Aim of the task: Identify all lines in the data containing the string "memory". Copy them out.

---- Exercise input

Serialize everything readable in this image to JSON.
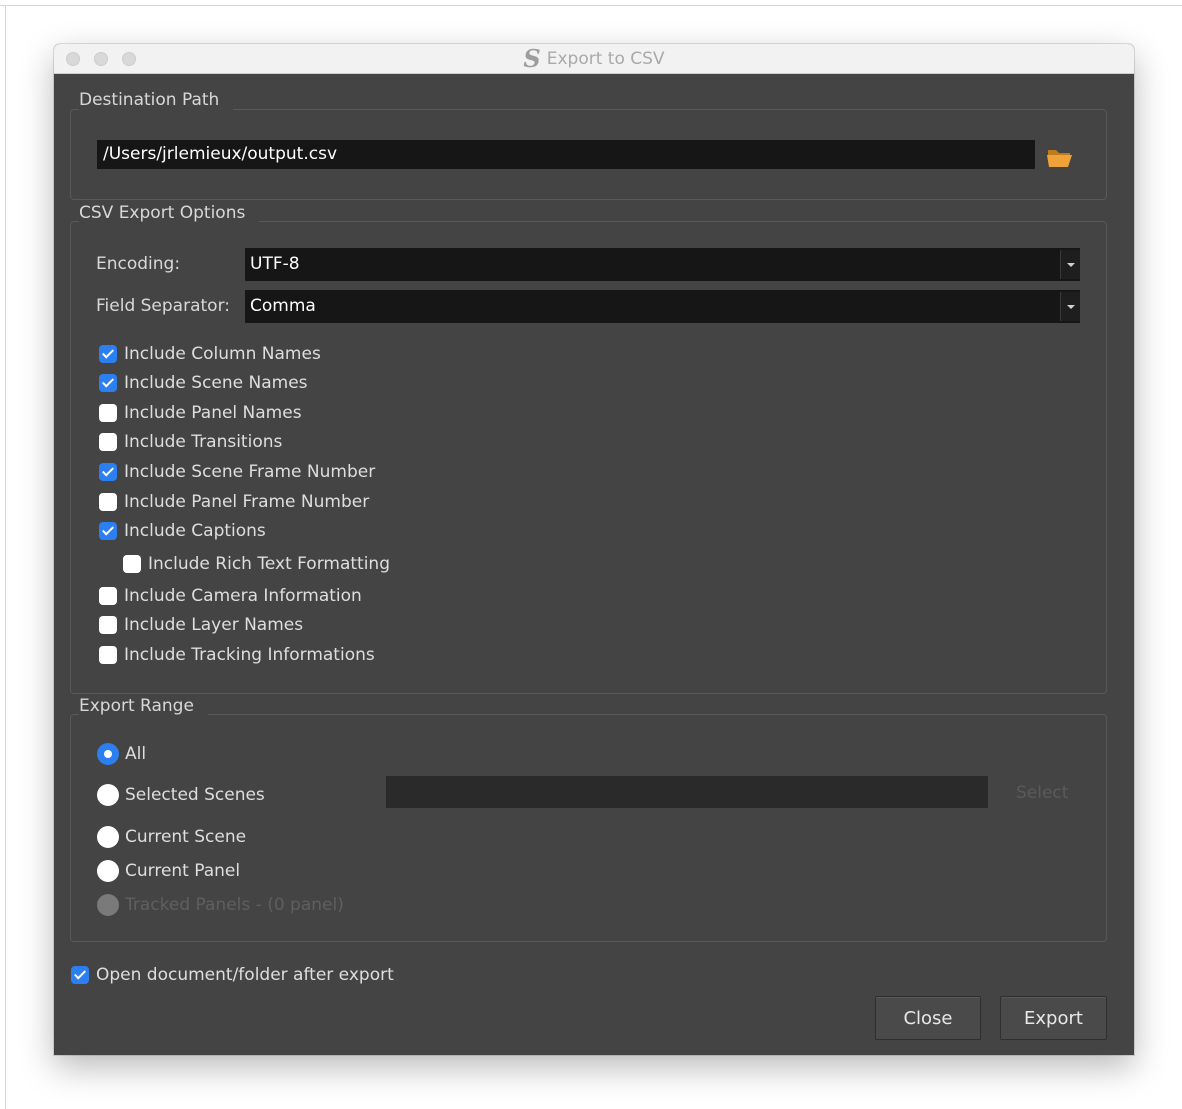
{
  "window": {
    "title": "Export to CSV",
    "app_logo": "S"
  },
  "destination": {
    "label": "Destination Path",
    "path": "/Users/jrlemieux/output.csv",
    "browse_icon": "folder-open-icon"
  },
  "options": {
    "label": "CSV Export Options",
    "encoding": {
      "label": "Encoding:",
      "value": "UTF-8"
    },
    "separator": {
      "label": "Field Separator:",
      "value": "Comma"
    },
    "checkboxes": [
      {
        "label": "Include Column Names",
        "checked": true
      },
      {
        "label": "Include Scene Names",
        "checked": true
      },
      {
        "label": "Include Panel Names",
        "checked": false
      },
      {
        "label": "Include Transitions",
        "checked": false
      },
      {
        "label": "Include Scene Frame Number",
        "checked": true
      },
      {
        "label": "Include Panel Frame Number",
        "checked": false
      },
      {
        "label": "Include Captions",
        "checked": true
      },
      {
        "label": "Include Rich Text Formatting",
        "checked": false
      },
      {
        "label": "Include Camera Information",
        "checked": false
      },
      {
        "label": "Include Layer Names",
        "checked": false
      },
      {
        "label": "Include Tracking Informations",
        "checked": false
      }
    ]
  },
  "range": {
    "label": "Export Range",
    "radios": [
      {
        "label": "All",
        "selected": true,
        "enabled": true
      },
      {
        "label": "Selected Scenes",
        "selected": false,
        "enabled": true
      },
      {
        "label": "Current Scene",
        "selected": false,
        "enabled": true
      },
      {
        "label": "Current Panel",
        "selected": false,
        "enabled": true
      },
      {
        "label": "Tracked Panels - (0 panel)",
        "selected": false,
        "enabled": false
      }
    ],
    "scene_field_value": "",
    "select_label": "Select"
  },
  "open_after_export": {
    "label": "Open document/folder after export",
    "checked": true
  },
  "buttons": {
    "close": "Close",
    "export": "Export"
  },
  "colors": {
    "accent": "#2b7ff0",
    "panel": "#444444",
    "field": "#161616",
    "folder_icon": "#f0a23a"
  }
}
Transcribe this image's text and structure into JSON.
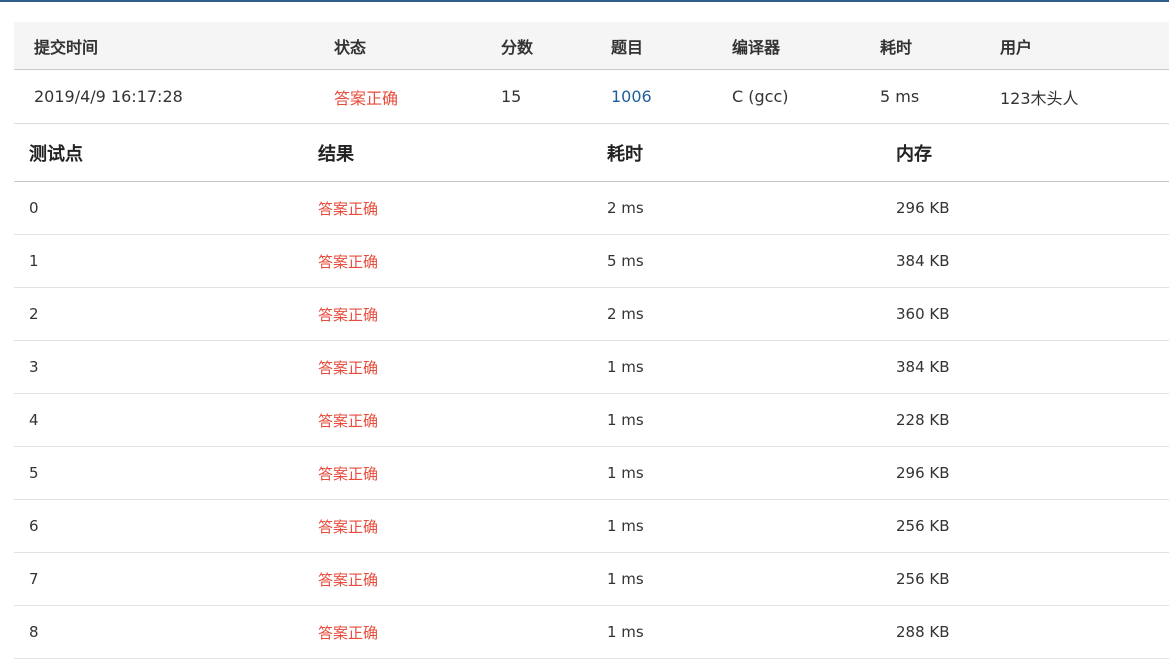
{
  "submission": {
    "headers": {
      "time": "提交时间",
      "status": "状态",
      "score": "分数",
      "problem": "题目",
      "compiler": "编译器",
      "elapsed": "耗时",
      "user": "用户"
    },
    "row": {
      "time": "2019/4/9 16:17:28",
      "status": "答案正确",
      "score": "15",
      "problem": "1006",
      "compiler": "C (gcc)",
      "elapsed": "5 ms",
      "user": "123木头人"
    }
  },
  "cases": {
    "headers": {
      "id": "测试点",
      "result": "结果",
      "time": "耗时",
      "memory": "内存"
    },
    "rows": [
      {
        "id": "0",
        "result": "答案正确",
        "time": "2 ms",
        "memory": "296 KB"
      },
      {
        "id": "1",
        "result": "答案正确",
        "time": "5 ms",
        "memory": "384 KB"
      },
      {
        "id": "2",
        "result": "答案正确",
        "time": "2 ms",
        "memory": "360 KB"
      },
      {
        "id": "3",
        "result": "答案正确",
        "time": "1 ms",
        "memory": "384 KB"
      },
      {
        "id": "4",
        "result": "答案正确",
        "time": "1 ms",
        "memory": "228 KB"
      },
      {
        "id": "5",
        "result": "答案正确",
        "time": "1 ms",
        "memory": "296 KB"
      },
      {
        "id": "6",
        "result": "答案正确",
        "time": "1 ms",
        "memory": "256 KB"
      },
      {
        "id": "7",
        "result": "答案正确",
        "time": "1 ms",
        "memory": "256 KB"
      },
      {
        "id": "8",
        "result": "答案正确",
        "time": "1 ms",
        "memory": "288 KB"
      }
    ]
  },
  "colors": {
    "accepted": "#e74c3c",
    "link": "#1f5f9c",
    "top_border": "#2f5d8c"
  }
}
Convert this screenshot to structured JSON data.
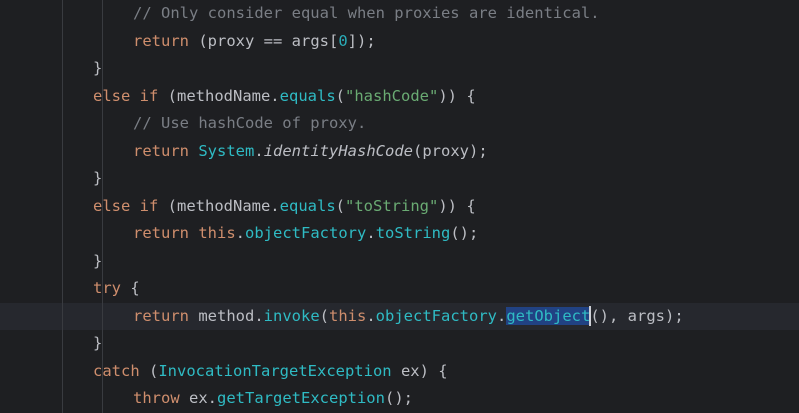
{
  "editor": {
    "lines": [
      {
        "indent": 2,
        "tokens": [
          {
            "t": "// Only consider equal when proxies are identical.",
            "c": "cm"
          }
        ]
      },
      {
        "indent": 2,
        "tokens": [
          {
            "t": "return",
            "c": "kw"
          },
          {
            "t": " (proxy == args[",
            "c": "plain"
          },
          {
            "t": "0",
            "c": "num"
          },
          {
            "t": "]);",
            "c": "plain"
          }
        ]
      },
      {
        "indent": 1,
        "tokens": [
          {
            "t": "}",
            "c": "plain"
          }
        ]
      },
      {
        "indent": 1,
        "tokens": [
          {
            "t": "else if",
            "c": "kw"
          },
          {
            "t": " (methodName.",
            "c": "plain"
          },
          {
            "t": "equals",
            "c": "cls"
          },
          {
            "t": "(",
            "c": "plain"
          },
          {
            "t": "\"hashCode\"",
            "c": "str"
          },
          {
            "t": ")) {",
            "c": "plain"
          }
        ]
      },
      {
        "indent": 2,
        "tokens": [
          {
            "t": "// Use hashCode of proxy.",
            "c": "cm"
          }
        ]
      },
      {
        "indent": 2,
        "tokens": [
          {
            "t": "return",
            "c": "kw"
          },
          {
            "t": " ",
            "c": "plain"
          },
          {
            "t": "System",
            "c": "sys"
          },
          {
            "t": ".",
            "c": "plain"
          },
          {
            "t": "identityHashCode",
            "c": "ital"
          },
          {
            "t": "(proxy);",
            "c": "plain"
          }
        ]
      },
      {
        "indent": 1,
        "tokens": [
          {
            "t": "}",
            "c": "plain"
          }
        ]
      },
      {
        "indent": 1,
        "tokens": [
          {
            "t": "else if",
            "c": "kw"
          },
          {
            "t": " (methodName.",
            "c": "plain"
          },
          {
            "t": "equals",
            "c": "cls"
          },
          {
            "t": "(",
            "c": "plain"
          },
          {
            "t": "\"toString\"",
            "c": "str"
          },
          {
            "t": ")) {",
            "c": "plain"
          }
        ]
      },
      {
        "indent": 2,
        "tokens": [
          {
            "t": "return",
            "c": "kw"
          },
          {
            "t": " ",
            "c": "plain"
          },
          {
            "t": "this",
            "c": "kw"
          },
          {
            "t": ".",
            "c": "plain"
          },
          {
            "t": "objectFactory",
            "c": "cls"
          },
          {
            "t": ".",
            "c": "plain"
          },
          {
            "t": "toString",
            "c": "cls"
          },
          {
            "t": "();",
            "c": "plain"
          }
        ]
      },
      {
        "indent": 1,
        "tokens": [
          {
            "t": "}",
            "c": "plain"
          }
        ]
      },
      {
        "indent": 1,
        "tokens": [
          {
            "t": "try",
            "c": "kw"
          },
          {
            "t": " {",
            "c": "plain"
          }
        ]
      },
      {
        "indent": 2,
        "current": true,
        "tokens": [
          {
            "t": "return",
            "c": "kw"
          },
          {
            "t": " method.",
            "c": "plain"
          },
          {
            "t": "invoke",
            "c": "cls"
          },
          {
            "t": "(",
            "c": "plain"
          },
          {
            "t": "this",
            "c": "kw"
          },
          {
            "t": ".",
            "c": "plain"
          },
          {
            "t": "objectFactory",
            "c": "cls"
          },
          {
            "t": ".",
            "c": "plain"
          },
          {
            "t": "getObject",
            "c": "cls sel"
          },
          {
            "caret": true
          },
          {
            "t": "(), args);",
            "c": "plain"
          }
        ]
      },
      {
        "indent": 1,
        "tokens": [
          {
            "t": "}",
            "c": "plain"
          }
        ]
      },
      {
        "indent": 1,
        "tokens": [
          {
            "t": "catch",
            "c": "kw"
          },
          {
            "t": " (",
            "c": "plain"
          },
          {
            "t": "InvocationTargetException",
            "c": "cls"
          },
          {
            "t": " ex) {",
            "c": "plain"
          }
        ]
      },
      {
        "indent": 2,
        "tokens": [
          {
            "t": "throw",
            "c": "kw"
          },
          {
            "t": " ex.",
            "c": "plain"
          },
          {
            "t": "getTargetException",
            "c": "cls"
          },
          {
            "t": "();",
            "c": "plain"
          }
        ]
      }
    ]
  }
}
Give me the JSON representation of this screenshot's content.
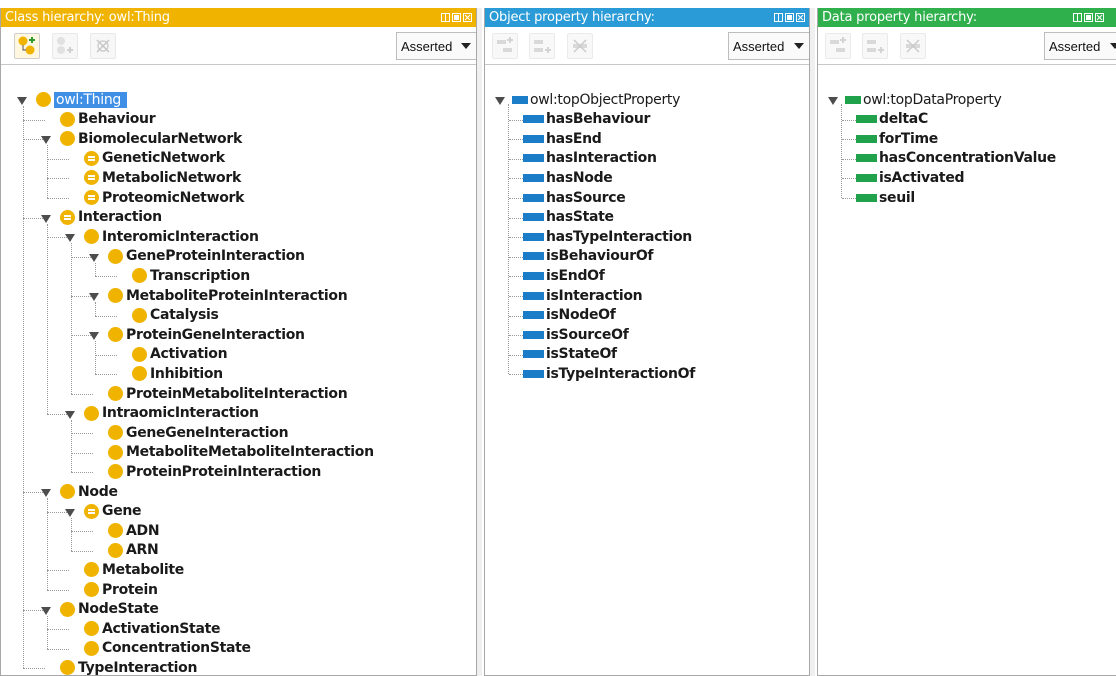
{
  "colors": {
    "class_panel": "#efb300",
    "object_panel": "#2a9bd7",
    "data_panel": "#2fb04c",
    "class_dot": "#f0b400",
    "object_bar": "#1b7cc7",
    "data_bar": "#1fa24b",
    "selection": "#3f8fe6"
  },
  "class_panel": {
    "title": "Class hierarchy: owl:Thing",
    "mode": "Asserted",
    "toolbar_icons": [
      "add-subclass-icon",
      "add-sibling-icon",
      "delete-class-icon"
    ],
    "nodes": [
      {
        "label": "owl:Thing",
        "depth": 0,
        "expanded": true,
        "selected": true,
        "eq": false
      },
      {
        "label": "Behaviour",
        "depth": 1,
        "expanded": null,
        "eq": false
      },
      {
        "label": "BiomolecularNetwork",
        "depth": 1,
        "expanded": true,
        "eq": false
      },
      {
        "label": "GeneticNetwork",
        "depth": 2,
        "expanded": null,
        "eq": true
      },
      {
        "label": "MetabolicNetwork",
        "depth": 2,
        "expanded": null,
        "eq": true
      },
      {
        "label": "ProteomicNetwork",
        "depth": 2,
        "expanded": null,
        "eq": true
      },
      {
        "label": "Interaction",
        "depth": 1,
        "expanded": true,
        "eq": true
      },
      {
        "label": "InteromicInteraction",
        "depth": 2,
        "expanded": true,
        "eq": false
      },
      {
        "label": "GeneProteinInteraction",
        "depth": 3,
        "expanded": true,
        "eq": false
      },
      {
        "label": "Transcription",
        "depth": 4,
        "expanded": null,
        "eq": false
      },
      {
        "label": "MetaboliteProteinInteraction",
        "depth": 3,
        "expanded": true,
        "eq": false
      },
      {
        "label": "Catalysis",
        "depth": 4,
        "expanded": null,
        "eq": false
      },
      {
        "label": "ProteinGeneInteraction",
        "depth": 3,
        "expanded": true,
        "eq": false
      },
      {
        "label": "Activation",
        "depth": 4,
        "expanded": null,
        "eq": false
      },
      {
        "label": "Inhibition",
        "depth": 4,
        "expanded": null,
        "eq": false
      },
      {
        "label": "ProteinMetaboliteInteraction",
        "depth": 3,
        "expanded": null,
        "eq": false
      },
      {
        "label": "IntraomicInteraction",
        "depth": 2,
        "expanded": true,
        "eq": false
      },
      {
        "label": "GeneGeneInteraction",
        "depth": 3,
        "expanded": null,
        "eq": false
      },
      {
        "label": "MetaboliteMetaboliteInteraction",
        "depth": 3,
        "expanded": null,
        "eq": false
      },
      {
        "label": "ProteinProteinInteraction",
        "depth": 3,
        "expanded": null,
        "eq": false
      },
      {
        "label": "Node",
        "depth": 1,
        "expanded": true,
        "eq": false
      },
      {
        "label": "Gene",
        "depth": 2,
        "expanded": true,
        "eq": true
      },
      {
        "label": "ADN",
        "depth": 3,
        "expanded": null,
        "eq": false
      },
      {
        "label": "ARN",
        "depth": 3,
        "expanded": null,
        "eq": false
      },
      {
        "label": "Metabolite",
        "depth": 2,
        "expanded": null,
        "eq": false
      },
      {
        "label": "Protein",
        "depth": 2,
        "expanded": null,
        "eq": false
      },
      {
        "label": "NodeState",
        "depth": 1,
        "expanded": true,
        "eq": false
      },
      {
        "label": "ActivationState",
        "depth": 2,
        "expanded": null,
        "eq": false
      },
      {
        "label": "ConcentrationState",
        "depth": 2,
        "expanded": null,
        "eq": false
      },
      {
        "label": "TypeInteraction",
        "depth": 1,
        "expanded": null,
        "eq": false
      }
    ]
  },
  "object_panel": {
    "title": "Object property hierarchy:",
    "mode": "Asserted",
    "toolbar_icons": [
      "add-sub-property-icon",
      "add-sibling-property-icon",
      "delete-property-icon"
    ],
    "root": "owl:topObjectProperty",
    "items": [
      "hasBehaviour",
      "hasEnd",
      "hasInteraction",
      "hasNode",
      "hasSource",
      "hasState",
      "hasTypeInteraction",
      "isBehaviourOf",
      "isEndOf",
      "isInteraction",
      "isNodeOf",
      "isSourceOf",
      "isStateOf",
      "isTypeInteractionOf"
    ]
  },
  "data_panel": {
    "title": "Data property hierarchy:",
    "mode": "Asserted",
    "toolbar_icons": [
      "add-sub-property-icon",
      "add-sibling-property-icon",
      "delete-property-icon"
    ],
    "root": "owl:topDataProperty",
    "items": [
      "deltaC",
      "forTime",
      "hasConcentrationValue",
      "isActivated",
      "seuil"
    ]
  }
}
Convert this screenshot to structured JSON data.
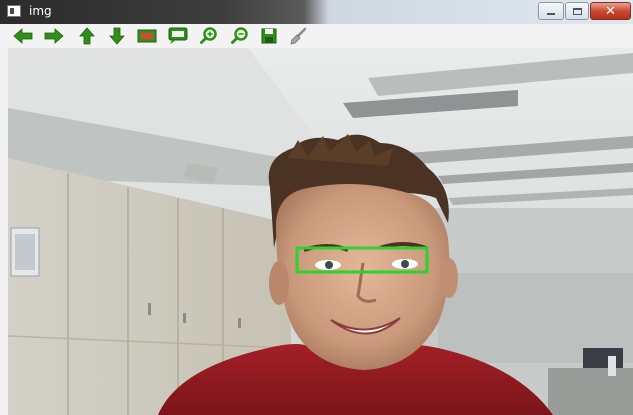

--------

Task result:
      "memory": "内存"
        "memory": "296 KB"
        "memory": "384 KB"
        "memory": "360 KB"
        "memory": "384 KB"
        "memory": "228 KB"
        "memory": "296 KB"
        "memory": "256 KB"
        "memory": "256 KB"
        "memory": "288 KB"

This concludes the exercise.